* _Task_:
Filter the entries that follow, copying every line in which the word "this" appears.

* _Material supplied_:
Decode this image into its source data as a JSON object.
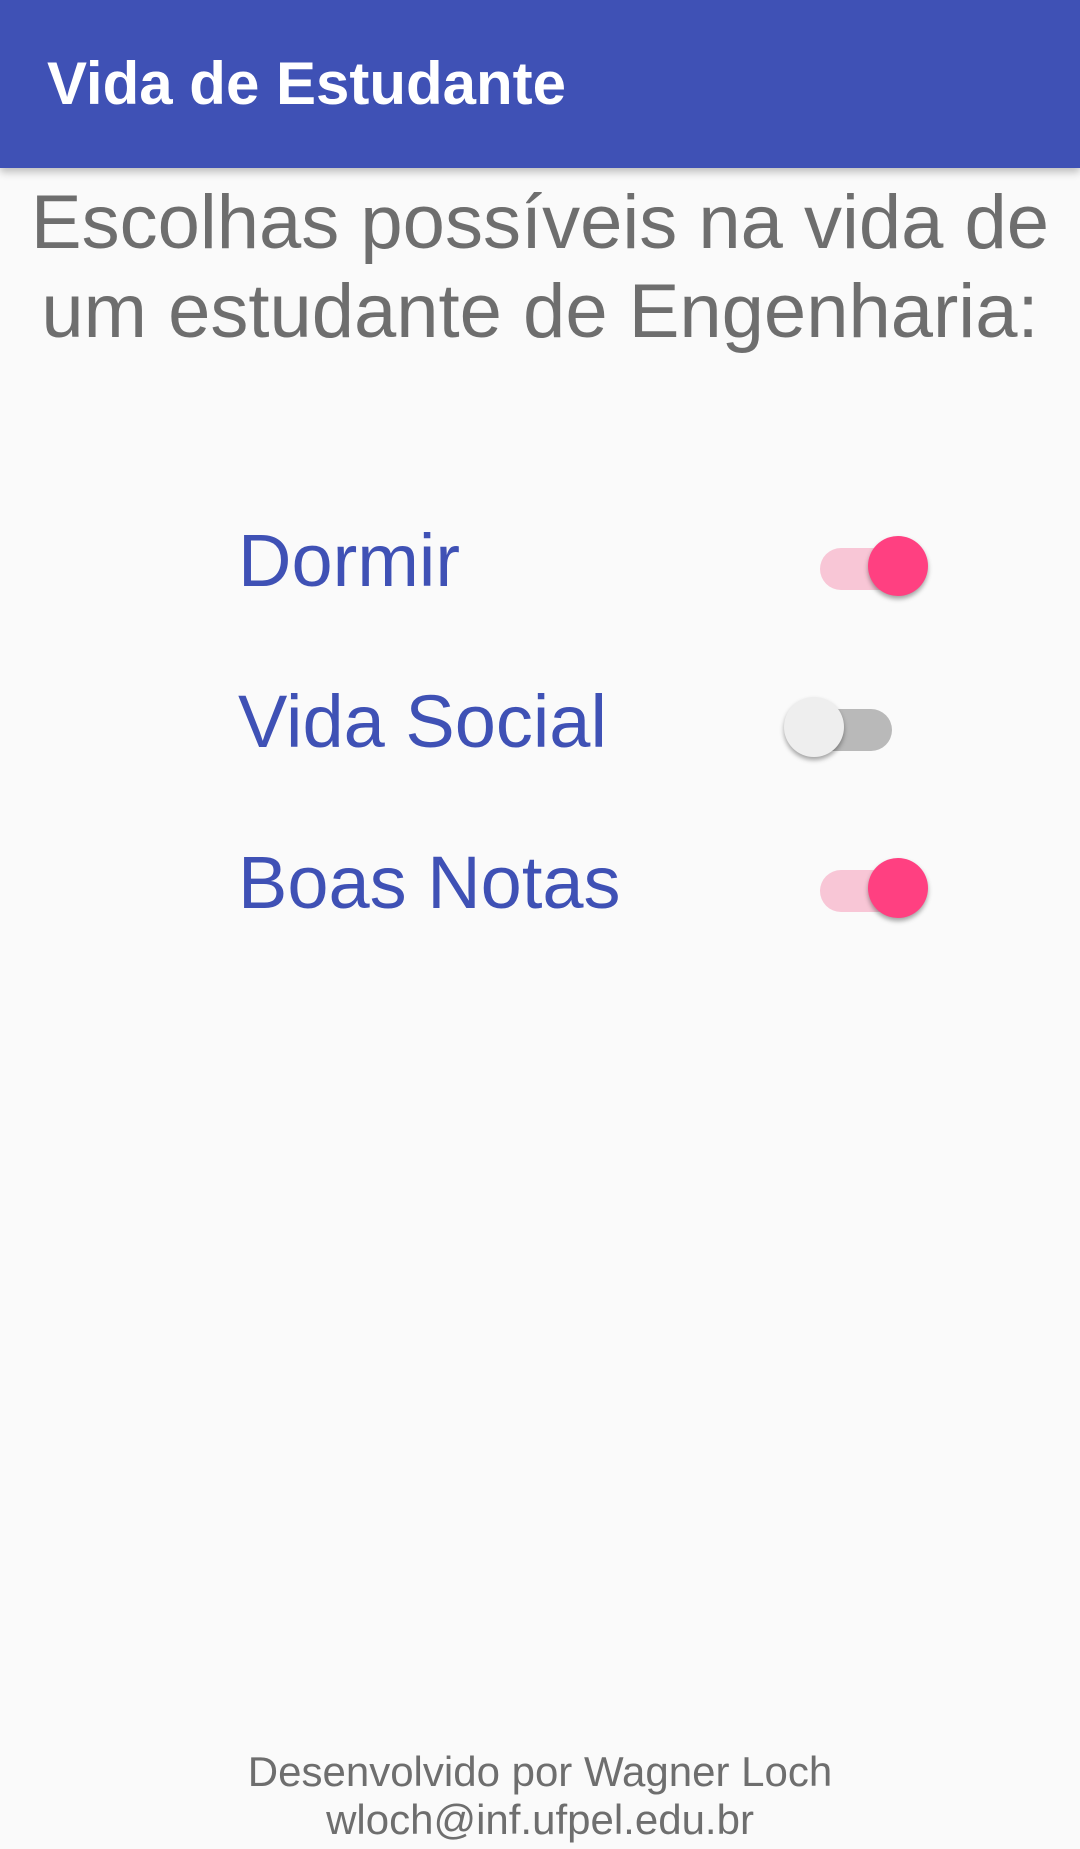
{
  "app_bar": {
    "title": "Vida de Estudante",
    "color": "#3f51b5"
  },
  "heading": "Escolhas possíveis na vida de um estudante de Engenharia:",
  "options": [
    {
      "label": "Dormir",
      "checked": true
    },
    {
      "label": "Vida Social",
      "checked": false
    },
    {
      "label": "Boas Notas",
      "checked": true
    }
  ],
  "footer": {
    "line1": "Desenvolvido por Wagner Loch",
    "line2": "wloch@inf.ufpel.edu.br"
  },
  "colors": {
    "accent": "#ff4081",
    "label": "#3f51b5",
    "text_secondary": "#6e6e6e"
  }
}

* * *

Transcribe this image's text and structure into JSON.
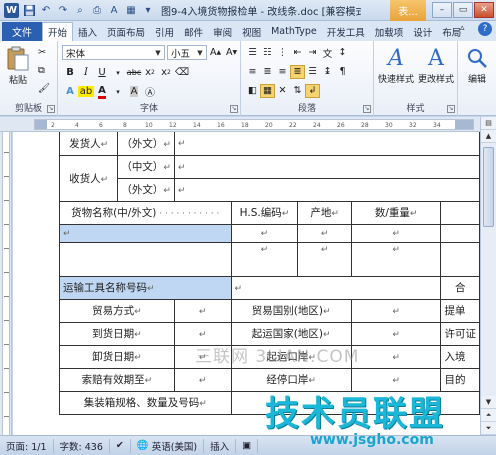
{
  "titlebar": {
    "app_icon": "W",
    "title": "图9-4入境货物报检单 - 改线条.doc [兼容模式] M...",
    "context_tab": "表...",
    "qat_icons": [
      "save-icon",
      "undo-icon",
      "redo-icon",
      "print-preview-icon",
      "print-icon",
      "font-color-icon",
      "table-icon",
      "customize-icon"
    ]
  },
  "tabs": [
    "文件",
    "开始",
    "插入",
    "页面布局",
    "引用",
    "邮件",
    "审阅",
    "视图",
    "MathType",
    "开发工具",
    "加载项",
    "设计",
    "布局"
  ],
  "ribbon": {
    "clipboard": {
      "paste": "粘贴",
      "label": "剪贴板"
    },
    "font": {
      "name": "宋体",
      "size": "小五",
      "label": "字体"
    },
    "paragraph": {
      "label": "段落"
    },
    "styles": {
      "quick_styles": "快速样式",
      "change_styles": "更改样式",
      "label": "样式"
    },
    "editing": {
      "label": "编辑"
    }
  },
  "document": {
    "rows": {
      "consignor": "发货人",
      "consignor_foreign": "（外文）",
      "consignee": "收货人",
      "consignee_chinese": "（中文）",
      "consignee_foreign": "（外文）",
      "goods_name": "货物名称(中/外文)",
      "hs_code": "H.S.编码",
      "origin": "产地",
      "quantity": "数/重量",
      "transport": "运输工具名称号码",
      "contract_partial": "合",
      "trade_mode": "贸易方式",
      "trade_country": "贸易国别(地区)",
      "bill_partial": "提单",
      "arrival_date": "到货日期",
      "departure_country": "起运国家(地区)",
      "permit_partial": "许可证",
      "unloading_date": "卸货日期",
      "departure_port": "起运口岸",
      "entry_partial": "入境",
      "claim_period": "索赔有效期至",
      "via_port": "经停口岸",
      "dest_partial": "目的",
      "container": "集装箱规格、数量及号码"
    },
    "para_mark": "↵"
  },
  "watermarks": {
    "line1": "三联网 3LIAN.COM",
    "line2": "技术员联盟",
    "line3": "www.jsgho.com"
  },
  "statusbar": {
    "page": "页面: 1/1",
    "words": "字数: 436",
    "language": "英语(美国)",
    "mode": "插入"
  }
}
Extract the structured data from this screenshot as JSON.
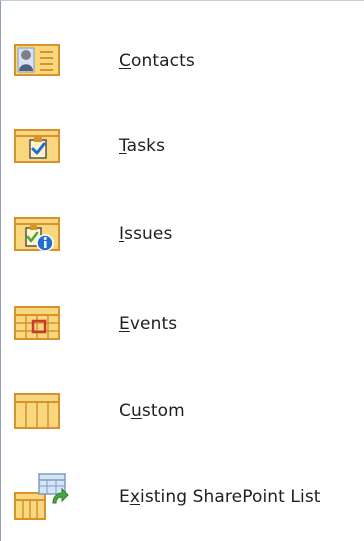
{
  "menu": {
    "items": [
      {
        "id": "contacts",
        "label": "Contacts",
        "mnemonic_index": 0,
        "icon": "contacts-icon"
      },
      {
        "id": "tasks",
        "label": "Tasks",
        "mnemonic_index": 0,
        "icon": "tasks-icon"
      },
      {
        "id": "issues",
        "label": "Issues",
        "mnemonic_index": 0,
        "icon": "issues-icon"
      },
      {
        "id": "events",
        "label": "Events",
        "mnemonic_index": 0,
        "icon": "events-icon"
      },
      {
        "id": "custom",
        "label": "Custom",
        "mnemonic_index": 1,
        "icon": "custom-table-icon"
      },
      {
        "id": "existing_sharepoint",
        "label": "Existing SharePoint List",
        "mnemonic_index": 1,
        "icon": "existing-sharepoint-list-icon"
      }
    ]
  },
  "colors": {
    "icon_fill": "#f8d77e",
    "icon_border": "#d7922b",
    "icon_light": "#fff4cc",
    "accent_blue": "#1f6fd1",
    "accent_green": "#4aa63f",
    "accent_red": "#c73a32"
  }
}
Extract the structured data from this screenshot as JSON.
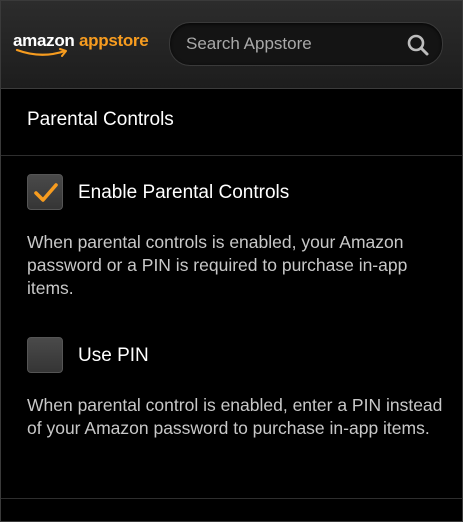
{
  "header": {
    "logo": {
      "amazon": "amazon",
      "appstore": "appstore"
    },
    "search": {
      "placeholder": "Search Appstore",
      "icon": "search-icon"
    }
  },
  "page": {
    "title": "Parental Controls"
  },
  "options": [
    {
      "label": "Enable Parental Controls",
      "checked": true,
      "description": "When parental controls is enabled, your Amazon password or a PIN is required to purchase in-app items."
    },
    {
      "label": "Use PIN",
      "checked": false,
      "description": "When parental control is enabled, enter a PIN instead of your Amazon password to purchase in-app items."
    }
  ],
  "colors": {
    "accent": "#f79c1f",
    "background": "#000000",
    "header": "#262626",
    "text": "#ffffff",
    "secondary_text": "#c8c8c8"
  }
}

* _Solution_:
Decode this image into its source data as a JSON object.
Transcribe this image's text and structure into JSON.
Extract the structured data from this screenshot as JSON.
Extract the structured data from this screenshot as JSON.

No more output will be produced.